- [WHAT THE TASK ASKS]: Which lines below contain the word "glyph"? Copy each one.

- [INFORMATION]:
-=-=-

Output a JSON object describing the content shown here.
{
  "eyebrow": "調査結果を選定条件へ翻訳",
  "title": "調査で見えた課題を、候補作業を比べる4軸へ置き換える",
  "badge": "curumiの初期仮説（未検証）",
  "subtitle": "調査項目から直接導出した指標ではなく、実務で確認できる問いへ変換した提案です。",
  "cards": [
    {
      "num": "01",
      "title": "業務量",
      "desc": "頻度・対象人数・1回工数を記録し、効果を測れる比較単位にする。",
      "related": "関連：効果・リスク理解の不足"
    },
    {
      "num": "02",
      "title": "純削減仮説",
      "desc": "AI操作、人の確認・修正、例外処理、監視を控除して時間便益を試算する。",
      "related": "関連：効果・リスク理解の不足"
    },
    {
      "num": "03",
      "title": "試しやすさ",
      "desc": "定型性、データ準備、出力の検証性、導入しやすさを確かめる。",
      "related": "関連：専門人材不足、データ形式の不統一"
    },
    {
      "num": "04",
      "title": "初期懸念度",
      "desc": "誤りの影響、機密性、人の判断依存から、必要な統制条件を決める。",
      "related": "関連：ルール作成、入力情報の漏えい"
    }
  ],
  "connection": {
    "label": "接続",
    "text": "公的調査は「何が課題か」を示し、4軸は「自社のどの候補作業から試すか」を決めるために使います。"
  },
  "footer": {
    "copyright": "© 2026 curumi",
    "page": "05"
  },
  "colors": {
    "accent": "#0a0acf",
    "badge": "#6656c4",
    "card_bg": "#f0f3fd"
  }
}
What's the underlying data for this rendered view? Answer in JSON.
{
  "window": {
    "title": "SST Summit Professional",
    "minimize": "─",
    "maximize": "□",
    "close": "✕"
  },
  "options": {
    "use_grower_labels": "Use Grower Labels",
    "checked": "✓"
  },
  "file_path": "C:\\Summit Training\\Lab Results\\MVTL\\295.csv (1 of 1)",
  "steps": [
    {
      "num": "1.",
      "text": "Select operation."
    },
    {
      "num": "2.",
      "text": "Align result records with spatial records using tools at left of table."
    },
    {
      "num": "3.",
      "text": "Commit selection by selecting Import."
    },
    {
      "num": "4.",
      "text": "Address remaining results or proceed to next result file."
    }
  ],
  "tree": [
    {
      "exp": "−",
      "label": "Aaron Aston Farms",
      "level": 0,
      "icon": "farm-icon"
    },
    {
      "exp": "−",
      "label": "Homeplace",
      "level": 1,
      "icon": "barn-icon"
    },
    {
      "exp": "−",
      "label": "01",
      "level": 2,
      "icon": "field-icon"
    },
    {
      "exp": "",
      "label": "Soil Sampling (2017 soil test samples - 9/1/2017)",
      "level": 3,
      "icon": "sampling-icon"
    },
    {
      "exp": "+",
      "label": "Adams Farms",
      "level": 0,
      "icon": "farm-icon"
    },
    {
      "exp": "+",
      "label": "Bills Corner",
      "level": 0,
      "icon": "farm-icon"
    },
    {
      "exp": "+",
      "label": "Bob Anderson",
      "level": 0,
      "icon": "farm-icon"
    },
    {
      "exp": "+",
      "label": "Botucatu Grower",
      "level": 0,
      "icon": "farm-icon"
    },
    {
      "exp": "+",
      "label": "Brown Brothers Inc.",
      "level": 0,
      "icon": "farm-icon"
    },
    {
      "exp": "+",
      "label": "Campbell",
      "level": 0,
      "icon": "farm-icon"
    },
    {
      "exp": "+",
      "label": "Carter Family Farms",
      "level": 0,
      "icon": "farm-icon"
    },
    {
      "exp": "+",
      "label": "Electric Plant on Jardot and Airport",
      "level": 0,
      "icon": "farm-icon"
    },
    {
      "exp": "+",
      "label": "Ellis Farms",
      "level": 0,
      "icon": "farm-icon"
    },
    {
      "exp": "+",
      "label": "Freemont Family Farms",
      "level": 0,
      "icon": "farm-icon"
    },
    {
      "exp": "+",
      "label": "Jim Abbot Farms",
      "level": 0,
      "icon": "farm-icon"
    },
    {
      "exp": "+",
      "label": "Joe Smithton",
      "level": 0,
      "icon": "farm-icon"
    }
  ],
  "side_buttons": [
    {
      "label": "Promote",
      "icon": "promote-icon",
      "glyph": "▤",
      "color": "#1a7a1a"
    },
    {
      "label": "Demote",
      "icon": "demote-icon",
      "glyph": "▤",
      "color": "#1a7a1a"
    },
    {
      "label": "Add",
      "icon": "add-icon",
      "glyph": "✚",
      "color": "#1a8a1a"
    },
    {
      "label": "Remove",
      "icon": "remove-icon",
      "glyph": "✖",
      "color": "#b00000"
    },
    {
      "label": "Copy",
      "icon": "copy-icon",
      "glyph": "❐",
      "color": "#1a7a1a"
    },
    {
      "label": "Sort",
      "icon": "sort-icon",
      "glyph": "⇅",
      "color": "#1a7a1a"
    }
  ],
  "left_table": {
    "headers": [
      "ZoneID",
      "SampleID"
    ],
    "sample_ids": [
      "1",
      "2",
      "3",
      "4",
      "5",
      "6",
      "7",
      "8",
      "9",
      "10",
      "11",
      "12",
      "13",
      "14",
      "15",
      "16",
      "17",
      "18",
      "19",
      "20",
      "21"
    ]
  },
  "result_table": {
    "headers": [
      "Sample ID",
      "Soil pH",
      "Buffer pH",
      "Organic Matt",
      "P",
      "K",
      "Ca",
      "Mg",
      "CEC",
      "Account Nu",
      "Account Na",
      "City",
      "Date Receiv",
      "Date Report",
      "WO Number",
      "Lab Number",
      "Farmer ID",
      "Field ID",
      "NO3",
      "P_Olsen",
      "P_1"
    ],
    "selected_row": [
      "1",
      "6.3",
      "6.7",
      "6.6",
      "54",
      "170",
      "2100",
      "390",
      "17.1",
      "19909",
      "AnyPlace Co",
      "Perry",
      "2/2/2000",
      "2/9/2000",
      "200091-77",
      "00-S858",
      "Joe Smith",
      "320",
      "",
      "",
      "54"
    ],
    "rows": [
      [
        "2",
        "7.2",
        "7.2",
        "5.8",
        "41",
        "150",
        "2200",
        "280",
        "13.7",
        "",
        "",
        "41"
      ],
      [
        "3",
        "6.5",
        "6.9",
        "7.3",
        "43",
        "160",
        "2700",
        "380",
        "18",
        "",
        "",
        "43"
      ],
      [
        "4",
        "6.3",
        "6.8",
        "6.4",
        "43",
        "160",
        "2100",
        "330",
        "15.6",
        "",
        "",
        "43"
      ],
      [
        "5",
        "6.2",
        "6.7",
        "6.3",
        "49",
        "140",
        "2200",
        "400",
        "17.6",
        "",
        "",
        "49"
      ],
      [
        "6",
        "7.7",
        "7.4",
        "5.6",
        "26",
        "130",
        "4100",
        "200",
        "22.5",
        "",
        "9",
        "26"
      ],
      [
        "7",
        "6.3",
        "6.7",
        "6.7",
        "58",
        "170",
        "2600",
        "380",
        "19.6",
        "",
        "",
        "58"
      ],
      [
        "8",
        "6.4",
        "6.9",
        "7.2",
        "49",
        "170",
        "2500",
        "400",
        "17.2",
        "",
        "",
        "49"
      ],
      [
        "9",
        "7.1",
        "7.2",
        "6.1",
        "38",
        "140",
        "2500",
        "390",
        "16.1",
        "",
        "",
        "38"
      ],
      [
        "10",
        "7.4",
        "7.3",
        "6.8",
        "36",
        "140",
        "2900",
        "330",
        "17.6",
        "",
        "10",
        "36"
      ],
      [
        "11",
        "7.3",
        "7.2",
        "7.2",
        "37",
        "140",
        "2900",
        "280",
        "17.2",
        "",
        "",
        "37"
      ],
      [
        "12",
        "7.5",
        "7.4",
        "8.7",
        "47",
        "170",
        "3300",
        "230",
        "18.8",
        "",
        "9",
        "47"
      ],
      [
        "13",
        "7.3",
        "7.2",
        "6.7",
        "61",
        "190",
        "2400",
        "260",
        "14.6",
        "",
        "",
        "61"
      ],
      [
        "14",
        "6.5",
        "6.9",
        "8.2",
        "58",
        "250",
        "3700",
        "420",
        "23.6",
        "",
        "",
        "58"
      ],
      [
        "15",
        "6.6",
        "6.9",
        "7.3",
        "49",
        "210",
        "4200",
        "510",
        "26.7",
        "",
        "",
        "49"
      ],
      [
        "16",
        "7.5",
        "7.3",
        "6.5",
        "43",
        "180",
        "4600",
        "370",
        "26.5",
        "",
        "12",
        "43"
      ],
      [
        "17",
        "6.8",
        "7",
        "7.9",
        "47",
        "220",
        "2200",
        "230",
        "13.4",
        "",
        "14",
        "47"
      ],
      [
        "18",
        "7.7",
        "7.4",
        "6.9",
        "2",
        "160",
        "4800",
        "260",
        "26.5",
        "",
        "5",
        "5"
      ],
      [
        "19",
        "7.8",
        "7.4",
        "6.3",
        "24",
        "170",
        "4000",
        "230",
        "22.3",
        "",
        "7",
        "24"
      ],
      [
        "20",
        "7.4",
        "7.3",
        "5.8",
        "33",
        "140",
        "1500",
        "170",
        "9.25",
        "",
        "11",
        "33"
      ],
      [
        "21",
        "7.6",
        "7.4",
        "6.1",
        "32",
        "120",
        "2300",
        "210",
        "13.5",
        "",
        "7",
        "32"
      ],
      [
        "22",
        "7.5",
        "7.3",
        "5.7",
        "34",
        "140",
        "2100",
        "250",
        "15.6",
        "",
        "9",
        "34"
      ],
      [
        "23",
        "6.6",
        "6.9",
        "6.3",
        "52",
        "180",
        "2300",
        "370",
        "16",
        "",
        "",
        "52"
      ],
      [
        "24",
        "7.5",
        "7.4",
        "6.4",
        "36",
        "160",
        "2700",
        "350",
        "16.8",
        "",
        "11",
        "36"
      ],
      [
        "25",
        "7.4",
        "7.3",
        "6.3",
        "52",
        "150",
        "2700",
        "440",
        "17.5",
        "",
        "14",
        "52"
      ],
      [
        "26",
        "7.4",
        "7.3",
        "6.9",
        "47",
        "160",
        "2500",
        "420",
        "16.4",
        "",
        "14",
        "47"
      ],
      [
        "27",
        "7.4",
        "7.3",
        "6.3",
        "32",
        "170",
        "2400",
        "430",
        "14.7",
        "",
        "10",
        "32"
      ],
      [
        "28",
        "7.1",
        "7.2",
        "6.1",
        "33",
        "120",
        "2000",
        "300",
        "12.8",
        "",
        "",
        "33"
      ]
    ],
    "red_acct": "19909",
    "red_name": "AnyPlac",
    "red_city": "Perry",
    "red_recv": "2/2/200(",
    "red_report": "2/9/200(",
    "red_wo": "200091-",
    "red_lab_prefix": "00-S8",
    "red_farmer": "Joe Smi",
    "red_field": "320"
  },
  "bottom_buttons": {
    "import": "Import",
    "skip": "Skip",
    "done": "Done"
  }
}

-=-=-

- [RESPONSE TO THE TASK]:
      "glyph": "▤",
      "glyph": "▤",
      "glyph": "✚",
      "glyph": "✖",
      "glyph": "❐",
      "glyph": "⇅",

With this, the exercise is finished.